Coach Rob Sanicola had seen enough. His basketball team’s 13-point lead was gone. St. Joseph’s lead over Bates was down to a point with more than 10 minutes left to play.
No one wearing a St. Joseph’s uniform Tuesday night had ever played Bates and walked off the court a winner. Before his players let another team’s momentum roll over them, Sanicola called a timeout. He had just enough time to coach and to teach.
Early-season, nonconference basketball games are not unlike pop quizzes. Game or quiz, each can be used to expose or reinforce what you know and what you don’t know. Games played within the conference are the tests. Tuesday night’s game with Bates seemed to be both quiz and test.
Go for the easier shots, Sanicola told Julio Vazquez, his veteran point guard and the team’s only senior. Get the ball inside to Nicholas Jobin.
So Vazquez did. Jobin’s slam dunk was the shot in the arm that energized teammates and fans. St. Joseph’s won 66-54 for its third win in three games.
“It was pretty fun,” said Vazquez, a sports management major from Waterbury, Conn. “For us to control the game like we did shows how we’ve grown as a team. It’s different. Everyone’s contributing. We have a lot of unsung heroes. Then you get a Steve Simonds who comes in and scores 25 points.”
Simonds didn’t play much last season, his first after leading Bonny Eagle High to the Western Class A playoffs. Fifteen of his points came on 3-point shots.
Vazquez has been on teams that won 19, 20 and 18 games the past three seasons. The Monks have lost nine games or fewer in each of those seasons. But they’ve not made it to the NCAA Division III playoffs, the final exams.
“Playing and winning three games means we have 22 to go,” said Jobin, a junior big man from Westbrook. “We want a conference championship.”
Tuesday night, Jobin was matching moves frequently with Eddie Bogdanovich, a very familiar rival and friend from Portland High.
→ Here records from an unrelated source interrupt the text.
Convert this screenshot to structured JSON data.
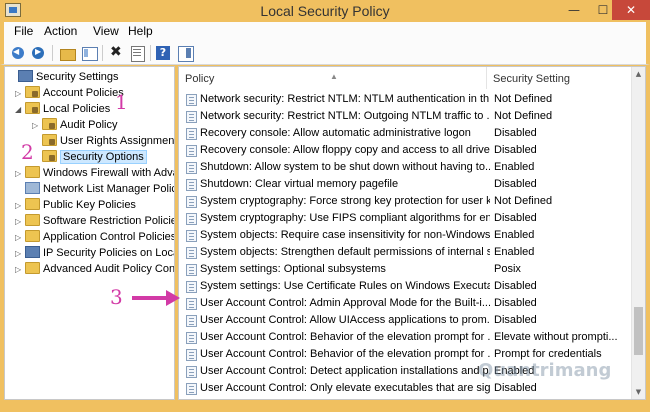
{
  "window": {
    "title": "Local Security Policy"
  },
  "menu": [
    "File",
    "Action",
    "View",
    "Help"
  ],
  "toolbar": [
    "back-icon",
    "forward-icon",
    "up-folder-icon",
    "show-hide-tree-icon",
    "delete-icon",
    "properties-icon",
    "help-icon",
    "show-action-pane-icon"
  ],
  "tree": [
    {
      "label": "Security Settings",
      "expander": "",
      "icon": "shield"
    },
    {
      "label": "Account Policies",
      "expander": "▷",
      "icon": "folder"
    },
    {
      "label": "Local Policies",
      "expander": "◢",
      "icon": "folder"
    },
    {
      "label": "Audit Policy",
      "expander": "▷",
      "icon": "folder"
    },
    {
      "label": "User Rights Assignment",
      "expander": "",
      "icon": "folder"
    },
    {
      "label": "Security Options",
      "expander": "",
      "icon": "folder"
    },
    {
      "label": "Windows Firewall with Adva",
      "expander": "▷",
      "icon": "folder"
    },
    {
      "label": "Network List Manager Polic",
      "expander": "",
      "icon": "network"
    },
    {
      "label": "Public Key Policies",
      "expander": "▷",
      "icon": "folder"
    },
    {
      "label": "Software Restriction Policies",
      "expander": "▷",
      "icon": "folder"
    },
    {
      "label": "Application Control Policies",
      "expander": "▷",
      "icon": "folder"
    },
    {
      "label": "IP Security Policies on Local",
      "expander": "▷",
      "icon": "shield"
    },
    {
      "label": "Advanced Audit Policy Con",
      "expander": "▷",
      "icon": "folder"
    }
  ],
  "columns": {
    "policy": "Policy",
    "setting": "Security Setting"
  },
  "policies": [
    {
      "name": "Network security: Restrict NTLM: NTLM authentication in th...",
      "setting": "Not Defined"
    },
    {
      "name": "Network security: Restrict NTLM: Outgoing NTLM traffic to ...",
      "setting": "Not Defined"
    },
    {
      "name": "Recovery console: Allow automatic administrative logon",
      "setting": "Disabled"
    },
    {
      "name": "Recovery console: Allow floppy copy and access to all drives...",
      "setting": "Disabled"
    },
    {
      "name": "Shutdown: Allow system to be shut down without having to...",
      "setting": "Enabled"
    },
    {
      "name": "Shutdown: Clear virtual memory pagefile",
      "setting": "Disabled"
    },
    {
      "name": "System cryptography: Force strong key protection for user k...",
      "setting": "Not Defined"
    },
    {
      "name": "System cryptography: Use FIPS compliant algorithms for en...",
      "setting": "Disabled"
    },
    {
      "name": "System objects: Require case insensitivity for non-Windows ...",
      "setting": "Enabled"
    },
    {
      "name": "System objects: Strengthen default permissions of internal s...",
      "setting": "Enabled"
    },
    {
      "name": "System settings: Optional subsystems",
      "setting": "Posix"
    },
    {
      "name": "System settings: Use Certificate Rules on Windows Executabl...",
      "setting": "Disabled"
    },
    {
      "name": "User Account Control: Admin Approval Mode for the Built-i...",
      "setting": "Disabled"
    },
    {
      "name": "User Account Control: Allow UIAccess applications to prom...",
      "setting": "Disabled"
    },
    {
      "name": "User Account Control: Behavior of the elevation prompt for ...",
      "setting": "Elevate without prompti..."
    },
    {
      "name": "User Account Control: Behavior of the elevation prompt for ...",
      "setting": "Prompt for credentials"
    },
    {
      "name": "User Account Control: Detect application installations and p...",
      "setting": "Enabled"
    },
    {
      "name": "User Account Control: Only elevate executables that are sign...",
      "setting": "Disabled"
    }
  ],
  "annotations": {
    "one": "1",
    "two": "2",
    "three": "3"
  },
  "watermark": "Quantrimang"
}
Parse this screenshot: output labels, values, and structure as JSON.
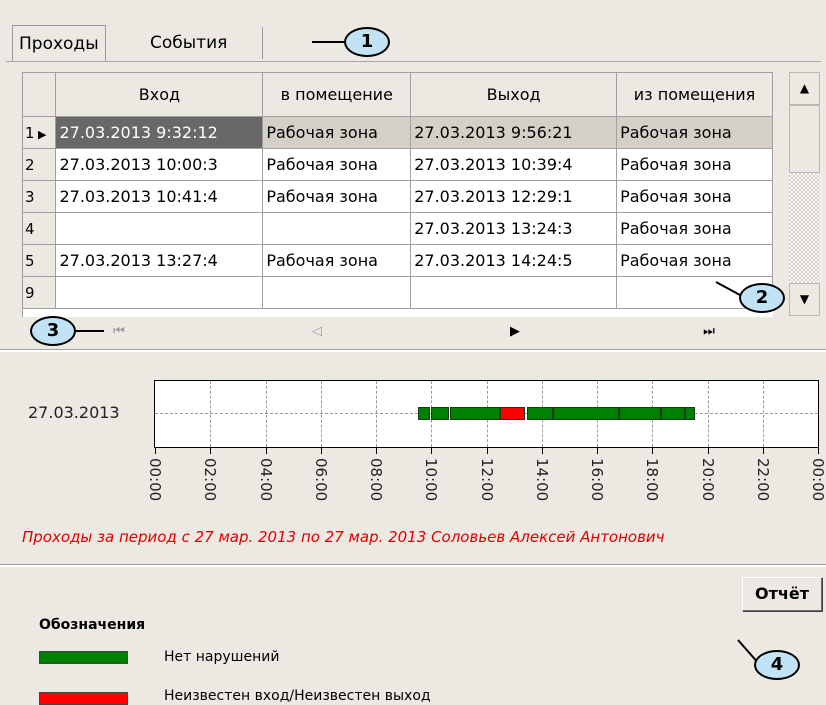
{
  "tabs": [
    {
      "label": "Проходы",
      "active": true
    },
    {
      "label": "События",
      "active": false
    }
  ],
  "table": {
    "columns": [
      "Вход",
      "в помещение",
      "Выход",
      "из помещения"
    ],
    "rows": [
      {
        "indicator": "1",
        "current": true,
        "cells": [
          "27.03.2013 9:32:12",
          "Рабочая зона",
          "27.03.2013 9:56:21",
          "Рабочая зона"
        ]
      },
      {
        "indicator": "2",
        "cells": [
          "27.03.2013 10:00:3",
          "Рабочая зона",
          "27.03.2013 10:39:4",
          "Рабочая зона"
        ]
      },
      {
        "indicator": "3",
        "cells": [
          "27.03.2013 10:41:4",
          "Рабочая зона",
          "27.03.2013 12:29:1",
          "Рабочая зона"
        ]
      },
      {
        "indicator": "4",
        "cells": [
          "",
          "",
          "27.03.2013 13:24:3",
          "Рабочая зона"
        ]
      },
      {
        "indicator": "5",
        "cells": [
          "27.03.2013 13:27:4",
          "Рабочая зона",
          "27.03.2013 14:24:5",
          "Рабочая зона"
        ]
      },
      {
        "indicator": "9",
        "cells": [
          "",
          "",
          "",
          ""
        ]
      }
    ]
  },
  "navigator": {
    "first_icon": "first-record-icon",
    "prev_icon": "prev-record-icon",
    "next_icon": "next-record-icon",
    "last_icon": "last-record-icon"
  },
  "chart_data": {
    "type": "bar",
    "orientation": "horizontal-timeline",
    "category": "27.03.2013",
    "x_ticks": [
      "00:00",
      "02:00",
      "04:00",
      "06:00",
      "08:00",
      "10:00",
      "12:00",
      "14:00",
      "16:00",
      "18:00",
      "20:00",
      "22:00",
      "00:00"
    ],
    "x_range_hours": [
      0,
      24
    ],
    "grid": true,
    "segments": [
      {
        "start": 9.53,
        "end": 9.94,
        "status": "ok"
      },
      {
        "start": 10.0,
        "end": 10.66,
        "status": "ok"
      },
      {
        "start": 10.69,
        "end": 12.49,
        "status": "ok"
      },
      {
        "start": 12.49,
        "end": 13.41,
        "status": "unknown"
      },
      {
        "start": 13.46,
        "end": 14.42,
        "status": "ok"
      },
      {
        "start": 14.42,
        "end": 16.8,
        "status": "ok"
      },
      {
        "start": 16.8,
        "end": 18.3,
        "status": "ok"
      },
      {
        "start": 18.3,
        "end": 19.2,
        "status": "ok"
      },
      {
        "start": 19.2,
        "end": 19.55,
        "status": "ok"
      }
    ],
    "colors": {
      "ok": "#008000",
      "unknown": "#ff0000"
    }
  },
  "caption": "Проходы за период с 27 мар. 2013  по 27 мар. 2013 Соловьев Алексей Антонович",
  "legend": {
    "title": "Обозначения",
    "items": [
      {
        "label": "Нет нарушений",
        "color": "#008000"
      },
      {
        "label": "Неизвестен вход/Неизвестен выход",
        "color": "#ff0000"
      }
    ]
  },
  "report_button": "Отчёт",
  "callouts": [
    "1",
    "2",
    "3",
    "4"
  ]
}
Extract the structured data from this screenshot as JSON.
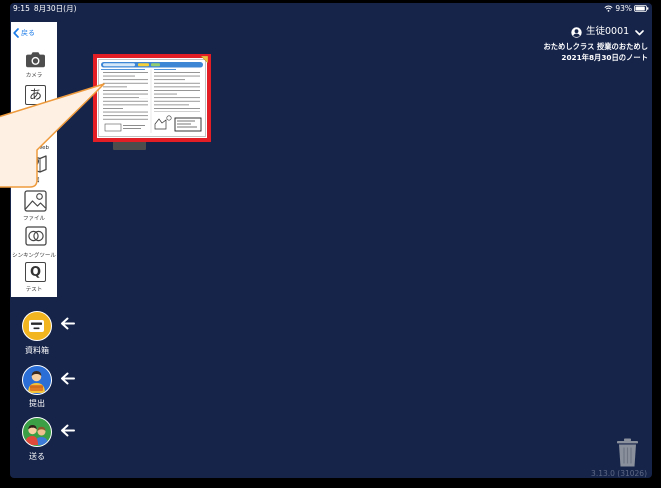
{
  "status_bar": {
    "time": "9:15",
    "date": "8月30日(月)",
    "battery": "93%",
    "icons": [
      "wifi-icon",
      "battery-icon"
    ]
  },
  "toolbar": {
    "back_label": "戻る",
    "tools": [
      {
        "label": "カメラ",
        "icon": "camera-icon"
      },
      {
        "glyph": "あ",
        "icon": "text-icon"
      },
      {
        "label": "Web",
        "icon": "web-icon"
      },
      {
        "label": "地図",
        "icon": "map-icon"
      },
      {
        "label": "ファイル",
        "icon": "image-file-icon"
      },
      {
        "label": "シンキングツール",
        "icon": "thinking-tool-icon"
      },
      {
        "glyph": "Q",
        "label": "テスト",
        "icon": "test-icon"
      }
    ]
  },
  "actions": [
    {
      "label": "資料箱",
      "icon": "drawer-icon",
      "color": "#f3b51f"
    },
    {
      "label": "提出",
      "icon": "submit-person-icon",
      "color": "#2b6fd6"
    },
    {
      "label": "送る",
      "icon": "send-people-icon",
      "color": "#3b9f46"
    }
  ],
  "action_arrow_icon": "arrow-left-icon",
  "user": {
    "name": "生徒0001",
    "icon": "user-circle-icon"
  },
  "note": {
    "class_and_lesson": "おためしクラス 授業のおためし",
    "title": "2021年8月30日のノート"
  },
  "note_card": {
    "selected": true
  },
  "trash_icon": "trash-icon",
  "version": "3.13.0 (31026)",
  "colors": {
    "background": "#16244a",
    "accent": "#1a7ae8",
    "highlight": "#e31e24",
    "callout_stroke": "#ee9a3c",
    "callout_fill": "#fef1e3",
    "version_text": "#5f6986"
  }
}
On the court they know each other too well.
“It’s kind of a competitive thing,” said Jobin. “I know there’s more interest when we play a Maine school but it doesn’t really matter to us who the opponent is. These games are helping us get prepared.”
St. Joseph’s opened by beating Bowdoin, the University of Southern Maine and Bates. Listening to Vazquez and Jobin, no one should read significance into the victories.
“We can be happy with the energy we’ve taken away from each win,” said Jobin, too conscious of his answers. “But only a little.”
Ollie Koo’s three goals and five assists in wins over the University of New England, Salve Regina and Suffolk University earned him New England Small College Athletic Conference player of the week in men’s hockey. His three goals were scored on Suffolk in Sunday’s game. Koo (Greenwich, Conn.) leads all NESCAC players with 10 points. Bowdoin plays rival Colby on Friday night at home.
UNIVERSITY OF NEW ENGLAND
Teammates Beth Suggs (Bath) and Meghan Gribbin (Windham) had big nights against Bowdoin College and were rewarded with Commonwealth Coast Conference Player of the Week and Rookie of the Week recognition in women’s basketball. Suggs, a senior forward, scored 22 points and had 11 rebounds in the 40-point victory over Bowdoin. Suggs was 10 of 12 (83 percent) from the floor. Gribbin, the team’s point guard, scored 13. The win over Bowdoin was the first in 18 games dating back to the 1994-95 season.
UNIVERSITY OF SOUTHERN MAINE
Kristin Potito has the distinction of playing on two team sports that reached the NCAA playoffs in the same academic year 25 years ago. It’s not a singular distinction but is probably the first. Potito is the all-time single-season and career scoring leader at USM in field hockey. Her 1987 field hockey team, coached by Paula Hodgdon, is the first USM team to qualify for the NCAA Division III playoffs. That team will be honored at Friday night’s Husky Heroes banquet at the Portland Club along with administrators Doc Costello and Al Bean, Coach Gary Fifield and All-American Ashley Marble.
But Potito also played on the women’s basketball team, coached by Fifield, that reached the NCAA playoffs. Julie Plant did it twice in 1997-98 and 1998-99 in basketball and softball. Danielle DeGraw and Amanda Kimball did the basketball-softball double in 1997-98 and Haley Jordan did the women’s basketball-lacrosse double in 2010.
Staff Writer Steve Solloway can be contacted at 791-6412 or at: